Nothing should be left out: repeat all the data exactly.

Data excerpts
****************

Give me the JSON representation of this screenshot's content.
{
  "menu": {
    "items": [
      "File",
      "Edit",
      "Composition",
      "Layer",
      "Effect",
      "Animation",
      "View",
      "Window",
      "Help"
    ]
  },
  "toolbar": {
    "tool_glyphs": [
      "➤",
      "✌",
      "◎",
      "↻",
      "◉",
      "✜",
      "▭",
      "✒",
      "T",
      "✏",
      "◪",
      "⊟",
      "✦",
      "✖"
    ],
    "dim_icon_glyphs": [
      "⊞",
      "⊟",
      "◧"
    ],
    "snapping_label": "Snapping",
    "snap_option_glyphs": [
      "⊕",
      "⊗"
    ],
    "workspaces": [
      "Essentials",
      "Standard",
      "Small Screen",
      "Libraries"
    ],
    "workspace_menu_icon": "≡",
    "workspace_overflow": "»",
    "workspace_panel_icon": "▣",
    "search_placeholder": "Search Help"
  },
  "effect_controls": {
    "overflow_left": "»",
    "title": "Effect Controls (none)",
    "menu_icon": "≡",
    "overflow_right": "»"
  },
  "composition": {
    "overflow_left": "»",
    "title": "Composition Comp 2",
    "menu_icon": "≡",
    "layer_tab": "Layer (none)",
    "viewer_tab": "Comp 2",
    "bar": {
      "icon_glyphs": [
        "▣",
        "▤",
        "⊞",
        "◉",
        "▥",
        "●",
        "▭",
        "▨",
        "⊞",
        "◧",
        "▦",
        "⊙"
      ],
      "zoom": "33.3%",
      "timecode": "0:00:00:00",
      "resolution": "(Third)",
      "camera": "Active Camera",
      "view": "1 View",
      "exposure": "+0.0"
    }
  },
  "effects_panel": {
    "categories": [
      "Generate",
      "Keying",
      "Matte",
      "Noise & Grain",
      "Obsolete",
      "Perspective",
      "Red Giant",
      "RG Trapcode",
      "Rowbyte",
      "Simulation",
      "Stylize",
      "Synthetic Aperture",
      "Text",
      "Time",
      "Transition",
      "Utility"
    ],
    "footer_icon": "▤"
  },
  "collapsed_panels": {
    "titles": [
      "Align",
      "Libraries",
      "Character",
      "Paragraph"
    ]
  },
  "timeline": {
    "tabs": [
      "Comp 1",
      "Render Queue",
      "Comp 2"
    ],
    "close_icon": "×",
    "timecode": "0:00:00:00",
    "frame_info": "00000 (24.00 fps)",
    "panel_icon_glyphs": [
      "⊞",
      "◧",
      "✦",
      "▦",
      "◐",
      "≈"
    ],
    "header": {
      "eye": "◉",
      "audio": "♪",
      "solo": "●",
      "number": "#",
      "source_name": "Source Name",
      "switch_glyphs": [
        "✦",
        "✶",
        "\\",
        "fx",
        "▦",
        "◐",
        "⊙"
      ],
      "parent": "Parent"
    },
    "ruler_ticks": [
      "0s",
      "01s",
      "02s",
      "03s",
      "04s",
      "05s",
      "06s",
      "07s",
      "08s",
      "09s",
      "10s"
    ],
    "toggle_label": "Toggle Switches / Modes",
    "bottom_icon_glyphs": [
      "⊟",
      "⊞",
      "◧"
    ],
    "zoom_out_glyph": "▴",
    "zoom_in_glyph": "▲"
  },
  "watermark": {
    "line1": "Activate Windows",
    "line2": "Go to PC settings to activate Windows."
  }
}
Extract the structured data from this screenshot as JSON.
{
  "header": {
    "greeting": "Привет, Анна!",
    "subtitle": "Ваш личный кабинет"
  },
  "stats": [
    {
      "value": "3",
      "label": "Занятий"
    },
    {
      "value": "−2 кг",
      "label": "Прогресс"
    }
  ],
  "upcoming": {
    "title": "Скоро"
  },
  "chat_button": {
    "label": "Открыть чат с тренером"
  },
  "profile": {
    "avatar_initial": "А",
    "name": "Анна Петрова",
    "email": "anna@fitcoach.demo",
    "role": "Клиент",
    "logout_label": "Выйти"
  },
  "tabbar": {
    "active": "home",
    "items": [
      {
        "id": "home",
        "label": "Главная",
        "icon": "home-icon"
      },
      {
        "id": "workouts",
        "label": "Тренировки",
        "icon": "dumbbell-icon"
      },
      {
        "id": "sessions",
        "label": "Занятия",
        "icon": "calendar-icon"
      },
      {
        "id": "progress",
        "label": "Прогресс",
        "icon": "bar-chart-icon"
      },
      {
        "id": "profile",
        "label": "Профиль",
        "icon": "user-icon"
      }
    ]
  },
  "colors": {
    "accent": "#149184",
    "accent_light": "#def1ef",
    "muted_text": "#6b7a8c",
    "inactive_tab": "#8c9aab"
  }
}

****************

• **OUTPUT FOR THIS TASK**:
Give me the JSON representation of this screenshot's content.
{
  "menu": {
    "items": [
      "File",
      "Edit",
      "Composition",
      "Layer",
      "Effect",
      "Animation",
      "View",
      "Window",
      "Help"
    ]
  },
  "toolbar": {
    "tool_glyphs": [
      "➤",
      "✌",
      "◎",
      "↻",
      "◉",
      "✜",
      "▭",
      "✒",
      "T",
      "✏",
      "◪",
      "⊟",
      "✦",
      "✖"
    ],
    "dim_icon_glyphs": [
      "⊞",
      "⊟",
      "◧"
    ],
    "snapping_label": "Snapping",
    "snap_option_glyphs": [
      "⊕",
      "⊗"
    ],
    "workspaces": [
      "Essentials",
      "Standard",
      "Small Screen",
      "Libraries"
    ],
    "workspace_menu_icon": "≡",
    "workspace_overflow": "»",
    "workspace_panel_icon": "▣",
    "search_placeholder": "Search Help"
  },
  "effect_controls": {
    "overflow_left": "»",
    "title": "Effect Controls (none)",
    "menu_icon": "≡",
    "overflow_right": "»"
  },
  "composition": {
    "overflow_left": "»",
    "title": "Composition Comp 2",
    "menu_icon": "≡",
    "layer_tab": "Layer (none)",
    "viewer_tab": "Comp 2",
    "bar": {
      "icon_glyphs": [
        "▣",
        "▤",
        "⊞",
        "◉",
        "▥",
        "●",
        "▭",
        "▨",
        "⊞",
        "◧",
        "▦",
        "⊙"
      ],
      "zoom": "33.3%",
      "timecode": "0:00:00:00",
      "resolution": "(Third)",
      "camera": "Active Camera",
      "view": "1 View",
      "exposure": "+0.0"
    }
  },
  "effects_panel": {
    "categories": [
      "Generate",
      "Keying",
      "Matte",
      "Noise & Grain",
      "Obsolete",
      "Perspective",
      "Red Giant",
      "RG Trapcode",
      "Rowbyte",
      "Simulation",
      "Stylize",
      "Synthetic Aperture",
      "Text",
      "Time",
      "Transition",
      "Utility"
    ],
    "footer_icon": "▤"
  },
  "collapsed_panels": {
    "titles": [
      "Align",
      "Libraries",
      "Character",
      "Paragraph"
    ]
  },
  "timeline": {
    "tabs": [
      "Comp 1",
      "Render Queue",
      "Comp 2"
    ],
    "close_icon": "×",
    "timecode": "0:00:00:00",
    "frame_info": "00000 (24.00 fps)",
    "panel_icon_glyphs": [
      "⊞",
      "◧",
      "✦",
      "▦",
      "◐",
      "≈"
    ],
    "header": {
      "eye": "◉",
      "audio": "♪",
      "solo": "●",
      "number": "#",
      "source_name": "Source Name",
      "switch_glyphs": [
        "✦",
        "✶",
        "\\",
        "fx",
        "▦",
        "◐",
        "⊙"
      ],
      "parent": "Parent"
    },
    "ruler_ticks": [
      "0s",
      "01s",
      "02s",
      "03s",
      "04s",
      "05s",
      "06s",
      "07s",
      "08s",
      "09s",
      "10s"
    ],
    "toggle_label": "Toggle Switches / Modes",
    "bottom_icon_glyphs": [
      "⊟",
      "⊞",
      "◧"
    ],
    "zoom_out_glyph": "▴",
    "zoom_in_glyph": "▲"
  },
  "watermark": {
    "line1": "Activate Windows",
    "line2": "Go to PC settings to activate Windows."
  }
}
Extract the structured data from this screenshot as JSON.
{
  "header": {
    "greeting": "Привет, Анна!",
    "subtitle": "Ваш личный кабинет"
  },
  "stats": [
    {
      "value": "3",
      "label": "Занятий"
    },
    {
      "value": "−2 кг",
      "label": "Прогресс"
    }
  ],
  "upcoming": {
    "title": "Скоро"
  },
  "chat_button": {
    "label": "Открыть чат с тренером"
  },
  "profile": {
    "avatar_initial": "А",
    "name": "Анна Петрова",
    "email": "anna@fitcoach.demo",
    "role": "Клиент",
    "logout_label": "Выйти"
  },
  "tabbar": {
    "active": "home",
    "items": [
      {
        "id": "home",
        "label": "Главная",
        "icon": "home-icon"
      },
      {
        "id": "workouts",
        "label": "Тренировки",
        "icon": "dumbbell-icon"
      },
      {
        "id": "sessions",
        "label": "Занятия",
        "icon": "calendar-icon"
      },
      {
        "id": "progress",
        "label": "Прогресс",
        "icon": "bar-chart-icon"
      },
      {
        "id": "profile",
        "label": "Профиль",
        "icon": "user-icon"
      }
    ]
  },
  "colors": {
    "accent": "#149184",
    "accent_light": "#def1ef",
    "muted_text": "#6b7a8c",
    "inactive_tab": "#8c9aab"
  }
}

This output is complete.